Talk:Ethical code

Page contents not supported in other languages.
From Wikipedia, the free encyclopedia
WikiProject Philosophy / Ethics (Rated Start-class, High-importance)
WikiProject iconThis article is within the scope of WikiProject Philosophy, a collaborative effort to improve the coverage of content related to philosophy on Wikipedia. If you would like to support the project, please visit the project page, where you can get more details on how you can help, and where you can join the general discussion about philosophy content on Wikipedia.
Start This article has been rated as Start-Class on the project's quality scale.
 High  This article has been rated as High-importance on the project's importance scale.
Additional information:
Taskforce icon


I don't see the point of this entry:

1. It's not really an appropriate subject for an encyclopedia article

2. It's seriously incomplete / inaccurate. For example: "Such codes exist in most professions to guide interactions between specialists with advanced knowledge ... and the general public."...
a. I don't see the relevance of advanced knowlege
b. Many ethical codes have nothing to do with interactions with the general public. For example, consider ethical codes for biologists about cloning.

3. It's kind of obnoxious. For example, "As the public is in general incapable of distinguishing good from bad decisions"... um... do we need to be this condescending?

4. There is a totally gratuitous slam against accounting

5. "Public guidance typically is confined to ensuring that there is such an internally consistent code" - does "public guidance" really attempt to ensure that there is an internally consistent code?

6. I see no reason to believe that "ethical codes" are more consistent than "moral codes". Mike Friedman 19:31, 25 Dec 2004 (UTC)

I think this refers to the fact that ethics are a rational study of morality.
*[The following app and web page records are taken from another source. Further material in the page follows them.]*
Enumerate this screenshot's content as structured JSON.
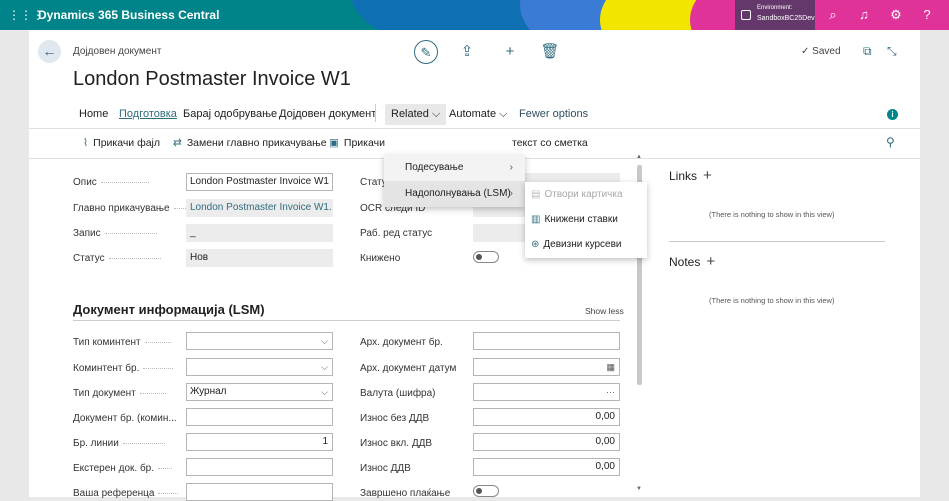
{
  "app": {
    "title": "Dynamics 365 Business Central"
  },
  "environment": {
    "label": "Environment:",
    "name": "SandboxBC25Dev"
  },
  "page": {
    "caption": "Дојдовен документ",
    "title": "London Postmaster Invoice W1",
    "saved_label": "Saved"
  },
  "menu": {
    "home": "Home",
    "prepare": "Подготовка",
    "request_approval": "Барај одобрување",
    "incoming_document": "Дојдовен документ",
    "related": "Related",
    "automate": "Automate",
    "fewer_options": "Fewer options"
  },
  "subactions": {
    "attach_file": "Прикачи фајл",
    "replace_main": "Замени главно прикачување",
    "attach_partial": "Прикачи",
    "text_account": "текст со сметка"
  },
  "related_menu": {
    "items": [
      {
        "label": "Подесување"
      },
      {
        "label": "Надополнувања (LSM)"
      }
    ]
  },
  "submenu": {
    "items": [
      {
        "label": "Отвори картичка"
      },
      {
        "label": "Книжени ставки"
      },
      {
        "label": "Девизни курсеви"
      }
    ]
  },
  "general": {
    "description_label": "Опис",
    "description_value": "London Postmaster Invoice W1",
    "main_attachment_label": "Главно прикачување",
    "main_attachment_value": "London Postmaster Invoice W1...",
    "record_label": "Запис",
    "record_value": "_",
    "status_label": "Статус",
    "status_value": "Нов",
    "ocr_status_label": "Статус на OCR",
    "ocr_tracking_label": "OCR следи ID",
    "job_queue_label": "Раб. ред статус",
    "posted_label": "Книжено"
  },
  "section": {
    "title": "Документ информација (LSM)",
    "show_less": "Show less"
  },
  "docinfo": {
    "entity_type_label": "Тип коминтент",
    "entity_no_label": "Коминтент бр.",
    "doc_type_label": "Тип документ",
    "doc_type_value": "Журнал",
    "doc_no_label": "Документ бр. (комин...",
    "line_no_label": "Бр. линии",
    "line_no_value": "1",
    "ext_doc_label": "Екстерен док. бр.",
    "your_ref_label": "Ваша референца",
    "arch_doc_no_label": "Арх. документ бр.",
    "arch_doc_date_label": "Арх. документ датум",
    "currency_label": "Валута (шифра)",
    "amount_excl_label": "Износ без ДДВ",
    "amount_excl_value": "0,00",
    "amount_incl_label": "Износ вкл. ДДВ",
    "amount_incl_value": "0,00",
    "vat_label": "Износ ДДВ",
    "vat_value": "0,00",
    "paid_label": "Завршено плаќање"
  },
  "factbox": {
    "links_title": "Links",
    "links_empty": "(There is nothing to show in this view)",
    "notes_title": "Notes",
    "notes_empty": "(There is nothing to show in this view)"
  },
  "colors": {
    "topbar": "#008489",
    "accent": "#2f6c7f"
  }
}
Some call it the science of morality. Ethics are based on rationale, imperatives, or forumlations, not necessarily value judgements.

Consider for example: Bill wants to download an essay to hand in to his history professor. Under the first formulation of Kantian ethics, you should will the moral act to be true universally. If the act doesn't make sense or truth, then the action is immoral.

In this example, if Bill hands in the essay he bought, and this happened universally always, then the assesment would no longer be a valid test of student's ability, and the task no longer has any meaning. He should not download someone else's essay.

This is what I think the author means by internal consistence. Ethical formulations are internally consistent with rational logic, where a moral decision does not need to be. — Preceding unsigned comment added by (talk) 15:31, 18 May 2005 (UTC)Reply[reply]

Frankly, if it was just up to me I would delete this entry totally - I feel it does not add value - but since I am new to Wikipedia I don't feel comfortable doing that. So I'm flagging it for more attention by others. Mike Friedman 19:31, 25 Dec 2004 (UTC)

I've made changes: removed the judgemental language and "public guidance sections." — Preceding unsigned comment added by Wrstone (talkcontribs) 15:39, 14 May 2005 (UTC)Reply[reply]

  • Moral vs. ethical: Moral is societal, religious, or other "artificial" construct determined. For example, causing someone injury (with no mitigating circumstances) is widely considered unethical. Sex outside of marriage between two consenting adults is a moral issue - no harm, no foul in the ethical world, but strongly censured by some moral codes. This is not the best example, but will hopefully help. KillerChihuahua 04:27, 9 November 2005 (UTC)Reply[reply]

A concrete thing[edit]

One important reason to keep this entry is that an ethical code, or code of ethics, is often a concrete, formal document adopted after much discussion by a professional organization or society, in much the same sense that constitutions or bylaws are. While the discussion between "moral" vs. "ethical" codes is interesting, and not irrelevant, I have never heard of a professional field voting on a "moral code," while many do have "codes of ethics" that are literally guidelines for acceptable practice and behaviors of members of a given profession. Hope that helps. Bruxism 21:14, 10 November 2005 (UTC)Reply[reply]

By the way, I think this article should be listed under code of ethics rather than ethical code because in the professions and in corporations, that is what such things are referred to as. I have never actually heard the term "ethical code" in use. Is there consensus to change this? Bruxism 20:15, 13 November 2005 (UTC)Reply[reply]

I concur in these criticisms[edit]

The distinction between ethical codes and moral codes as set out here is gratuitous and unsustained. I don't think it can be sustained from within any rigorous meta-ethical system. Ethics is always about the συνηθης τοπος, the place in which action takes place among (at least) human beings (gimme a break and spare me the arguments for extension). That clearly encompasses both individual action and action of people together (morals and politics, if you will). The tendency to divide the two seems to me a relatively late phenom.

For that reason, it seems to me a more comprehensive and careful discussion of moral codes, comprehending code-ethics as part of it, is in order. --djenner 19:09, 3 February 2006 (UTC)Reply[reply]


There ought to be some examples. And maybe also mention of Don't Be Evil. — Preceding unsigned comment added by (talk) 18:51, 23 October 2006 (UTC)Reply[reply]